Arun has written numerous books. Among them are Legacy of Love: My Education in the Path of NonviolenceThe Gift of Anger: And Other Lessons from My Grandfather Mahatma Gandhi, Kasturba: A Life, and two children’s books, Grandfather Gandhi, and Be the Change: A Grandfather Gandhi Story

The music for this episode is from a clip of a song called ‘Father Let Your Kingdom Come’ which is found on The Porter’s Gate Worship Project Work Songs album and is used by permission by The Porter’s Gate Worship Project. You can learn more about the album and the Worship Project at


Novelist Jeanine Joyner PGE 55

My guest for this episode is novelist Jeanine Joyner. If you have been listening to podcast, you may remember Jeanine from my interview with the folks of Foundling House in episode 33.

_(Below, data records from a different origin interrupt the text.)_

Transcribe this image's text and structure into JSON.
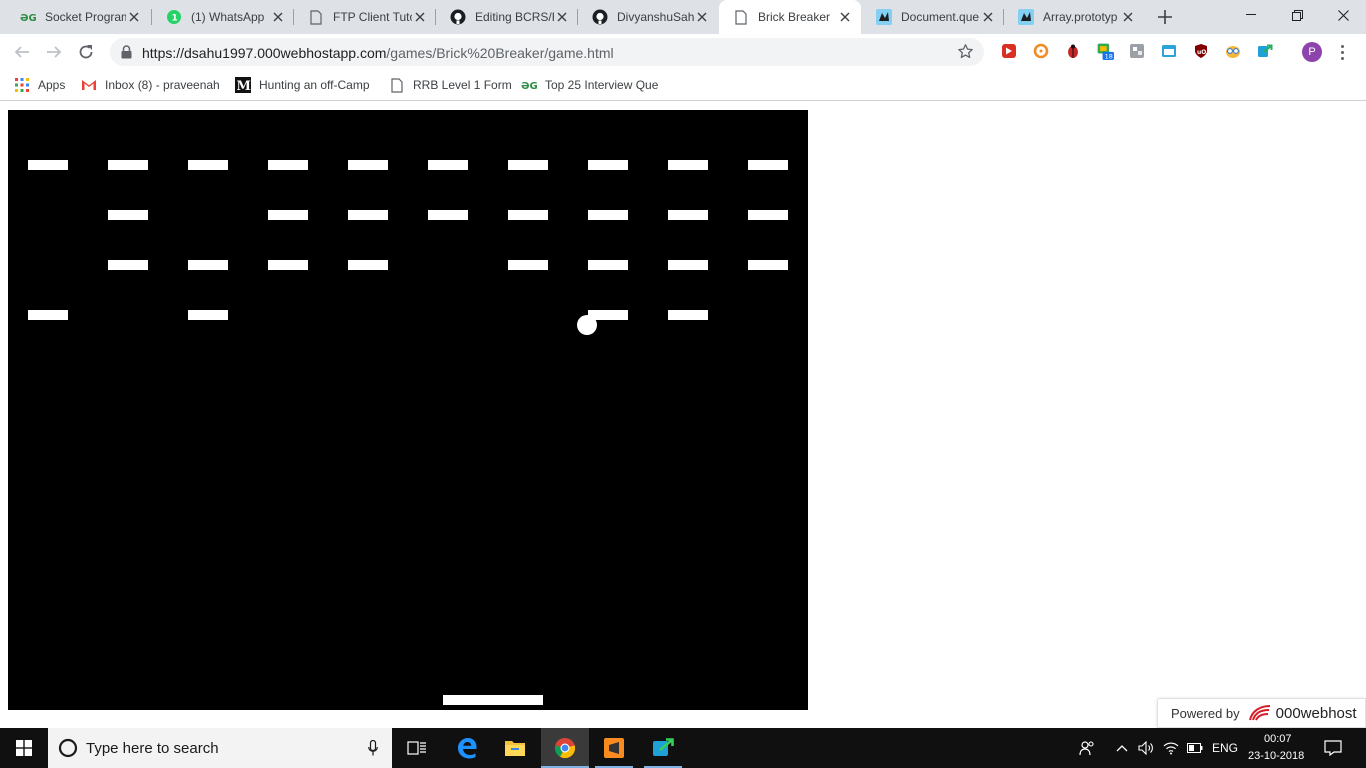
{
  "browser": {
    "tabs": [
      {
        "title": "Socket Program",
        "icon": "geeksforgeeks-icon",
        "active": false
      },
      {
        "title": "(1) WhatsApp",
        "icon": "whatsapp-icon",
        "active": false
      },
      {
        "title": "FTP Client Tuto",
        "icon": "page-icon",
        "active": false
      },
      {
        "title": "Editing BCRS/R",
        "icon": "github-icon",
        "active": false
      },
      {
        "title": "DivyanshuSahu",
        "icon": "github-icon",
        "active": false
      },
      {
        "title": "Brick Breaker",
        "icon": "page-icon",
        "active": true
      },
      {
        "title": "Document.que",
        "icon": "mdn-icon",
        "active": false
      },
      {
        "title": "Array.prototyp",
        "icon": "mdn-icon",
        "active": false
      }
    ],
    "url": {
      "host": "https://dsahu1997.000webhostapp.com",
      "path": "/games/Brick%20Breaker/game.html"
    },
    "extension_badge": "18",
    "profile_initial": "P",
    "bookmarks": [
      {
        "label": "Apps",
        "icon": "apps-grid-icon"
      },
      {
        "label": "Inbox (8) - praveenah",
        "icon": "gmail-icon"
      },
      {
        "label": "Hunting an off-Camp",
        "icon": "medium-icon"
      },
      {
        "label": "RRB Level 1 Form",
        "icon": "page-icon"
      },
      {
        "label": "Top 25 Interview Que",
        "icon": "geeksforgeeks-icon"
      }
    ]
  },
  "game": {
    "colors": {
      "background": "#000000",
      "foreground": "#ffffff"
    },
    "brick_columns": 10,
    "brick_rows": [
      [
        1,
        1,
        1,
        1,
        1,
        1,
        1,
        1,
        1,
        1
      ],
      [
        0,
        1,
        0,
        1,
        1,
        1,
        1,
        1,
        1,
        1
      ],
      [
        0,
        1,
        1,
        1,
        1,
        0,
        1,
        1,
        1,
        1
      ],
      [
        1,
        0,
        1,
        0,
        0,
        0,
        0,
        1,
        1,
        0
      ]
    ]
  },
  "powered_by": {
    "prefix": "Powered by",
    "brand": "000webhost"
  },
  "taskbar": {
    "search_placeholder": "Type here to search",
    "language": "ENG",
    "time": "00:07",
    "date": "23-10-2018"
  }
}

Christians who are artists understand the relationship between their art and their faith in different ways and perceive the purpose of their art in different ways. Exploring this relationship between a particular Christian’s art and that Christian’s faith is a significant part of my interest in interviewing the Christians who are artists that I do.

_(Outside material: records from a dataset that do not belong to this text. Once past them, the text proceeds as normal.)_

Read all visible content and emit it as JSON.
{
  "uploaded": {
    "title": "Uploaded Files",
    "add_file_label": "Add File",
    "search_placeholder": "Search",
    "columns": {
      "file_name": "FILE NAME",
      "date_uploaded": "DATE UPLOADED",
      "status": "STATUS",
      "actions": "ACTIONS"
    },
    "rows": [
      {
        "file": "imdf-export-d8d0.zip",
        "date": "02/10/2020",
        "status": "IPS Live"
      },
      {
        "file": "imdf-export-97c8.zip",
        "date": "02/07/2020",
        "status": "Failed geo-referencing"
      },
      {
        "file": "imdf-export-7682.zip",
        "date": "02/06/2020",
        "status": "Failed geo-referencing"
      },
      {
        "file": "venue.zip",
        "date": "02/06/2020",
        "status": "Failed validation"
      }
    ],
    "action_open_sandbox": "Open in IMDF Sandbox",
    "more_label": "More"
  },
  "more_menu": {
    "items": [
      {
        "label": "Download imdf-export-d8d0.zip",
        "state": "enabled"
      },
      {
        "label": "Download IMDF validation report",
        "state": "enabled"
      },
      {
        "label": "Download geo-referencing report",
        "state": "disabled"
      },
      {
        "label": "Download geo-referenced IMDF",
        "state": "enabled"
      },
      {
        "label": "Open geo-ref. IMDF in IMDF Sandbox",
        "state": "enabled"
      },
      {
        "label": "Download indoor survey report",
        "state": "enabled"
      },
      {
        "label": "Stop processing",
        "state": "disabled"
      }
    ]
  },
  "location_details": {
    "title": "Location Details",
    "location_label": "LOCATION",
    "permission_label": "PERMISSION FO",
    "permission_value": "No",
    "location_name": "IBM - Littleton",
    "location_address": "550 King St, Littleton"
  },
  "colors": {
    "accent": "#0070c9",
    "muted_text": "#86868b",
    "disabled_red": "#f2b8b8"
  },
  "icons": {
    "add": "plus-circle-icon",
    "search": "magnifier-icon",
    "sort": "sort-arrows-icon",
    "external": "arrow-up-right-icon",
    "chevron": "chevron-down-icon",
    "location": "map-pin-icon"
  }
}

Jeanine’s novel is Paper Dolls: Trust Your Instincts. I chose Jeanine’s book not just as a specific example of how Jeanine understands the relationship between her faith and her art, but also because of the subject matter of the book. To talk about that subject matter requires a fundamental spoiler, but Jeanine is more concerned about discussing the topic than preventing spoiler.

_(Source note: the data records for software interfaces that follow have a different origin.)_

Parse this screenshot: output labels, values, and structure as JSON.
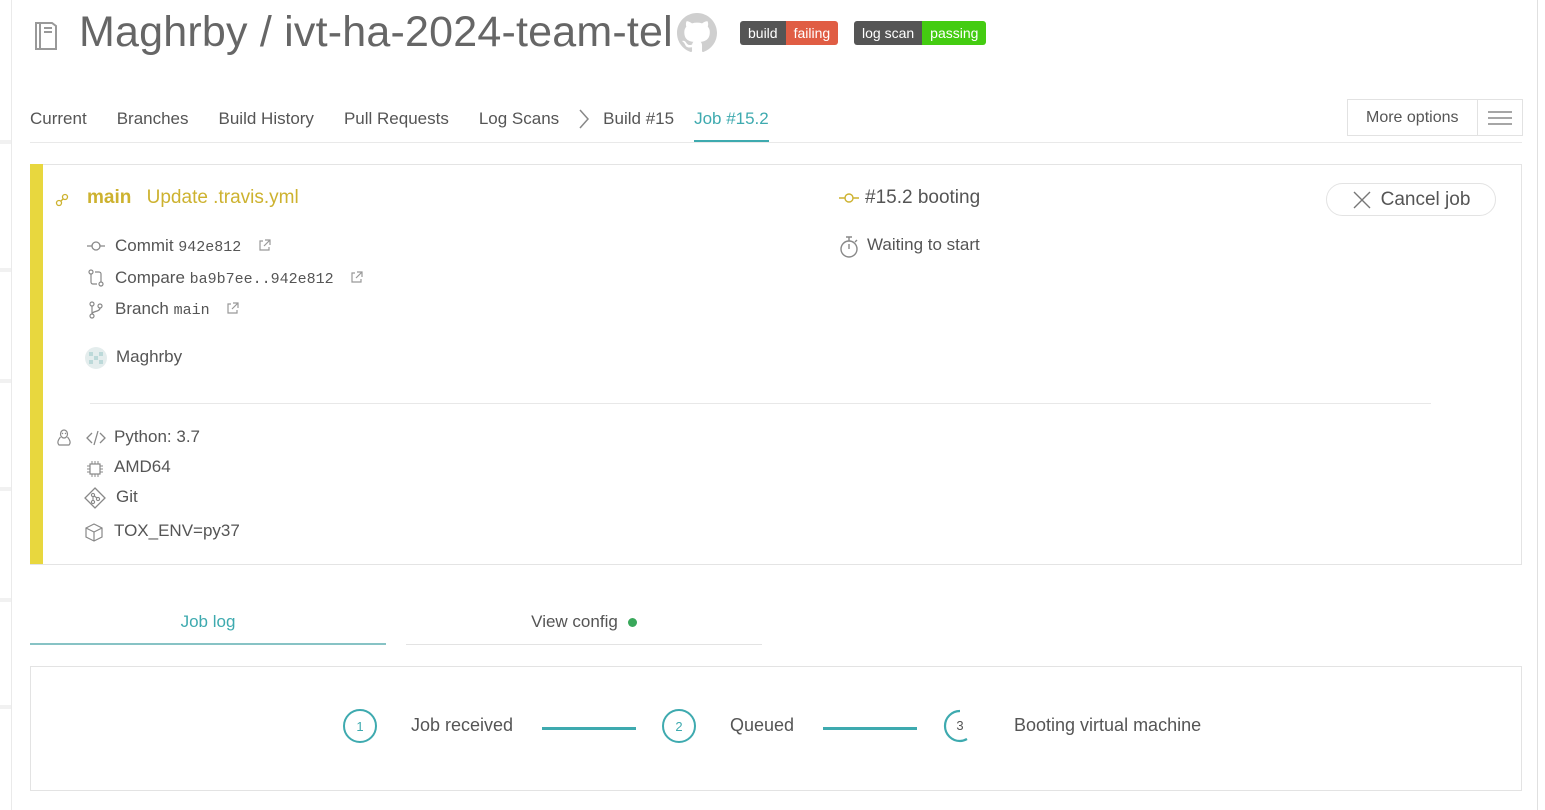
{
  "header": {
    "title": "Maghrby / ivt-ha-2024-team-tel",
    "repo_icon": "repo-book-icon",
    "github_icon": "github-icon",
    "badges": [
      {
        "label": "build",
        "status": "failing",
        "color": "#e05d44"
      },
      {
        "label": "log scan",
        "status": "passing",
        "color": "#44cc11"
      }
    ]
  },
  "nav": {
    "items": [
      "Current",
      "Branches",
      "Build History",
      "Pull Requests",
      "Log Scans"
    ],
    "breadcrumb": "Build #15",
    "active": "Job #15.2",
    "more_options": "More options"
  },
  "job": {
    "branch": "main",
    "message": "Update .travis.yml",
    "commit_label": "Commit",
    "commit": "942e812",
    "compare_label": "Compare",
    "compare": "ba9b7ee..942e812",
    "branch_label": "Branch",
    "branch_value": "main",
    "author": "Maghrby",
    "job_number": "#15.2 booting",
    "waiting": "Waiting to start",
    "cancel": "Cancel job",
    "python": "Python: 3.7",
    "arch": "AMD64",
    "vcs": "Git",
    "env": "TOX_ENV=py37",
    "accent_color": "#e8d73e"
  },
  "tabs": {
    "job_log": "Job log",
    "view_config": "View config"
  },
  "steps": [
    {
      "num": "1",
      "label": "Job received"
    },
    {
      "num": "2",
      "label": "Queued"
    },
    {
      "num": "3",
      "label": "Booting virtual machine"
    }
  ],
  "colors": {
    "teal": "#3eaaaf",
    "text": "#555555"
  }
}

Paper Dolls is about the sexual trafficing and prostituting of children. It is an open and hard look at a terrible reality. Consequently, as different art forms have always done, Paper Dolls is a means of raising awareness and providing options and incentive for action. Thanks to Theodore Roosevelt’s reading of Upton Sinclair’s The Jungle, the food we eat is safe and more healthy, due to government oversight and protection. Art can create change. Hopefully your reading of Jeanine’s Paper Dolls will do just that!

Jeanine is a native Texan transplanted into Middle Tennessee. A mother of five, she somehow carved out the time to write her debut novel Paper Dolls: Trust Your Instincts between homeschooling and hosting house concerts. She now lives in a home surrounded by rolling hills and farmlands, appropriately named Arundelle Green, after a character who captured her imagination in the Andrew Peterson book, The Warden and the Wolf King. You can learn more about Jeanine at

The music for this episode is from a clip of a song called ‘Father Let Your Kingdom Come’ which is found on The Porter’s Gate Worship Project Work Songs album and is used by permission by The Porter’s Gate Worship Project. You can learn more about the album and the Worship Project at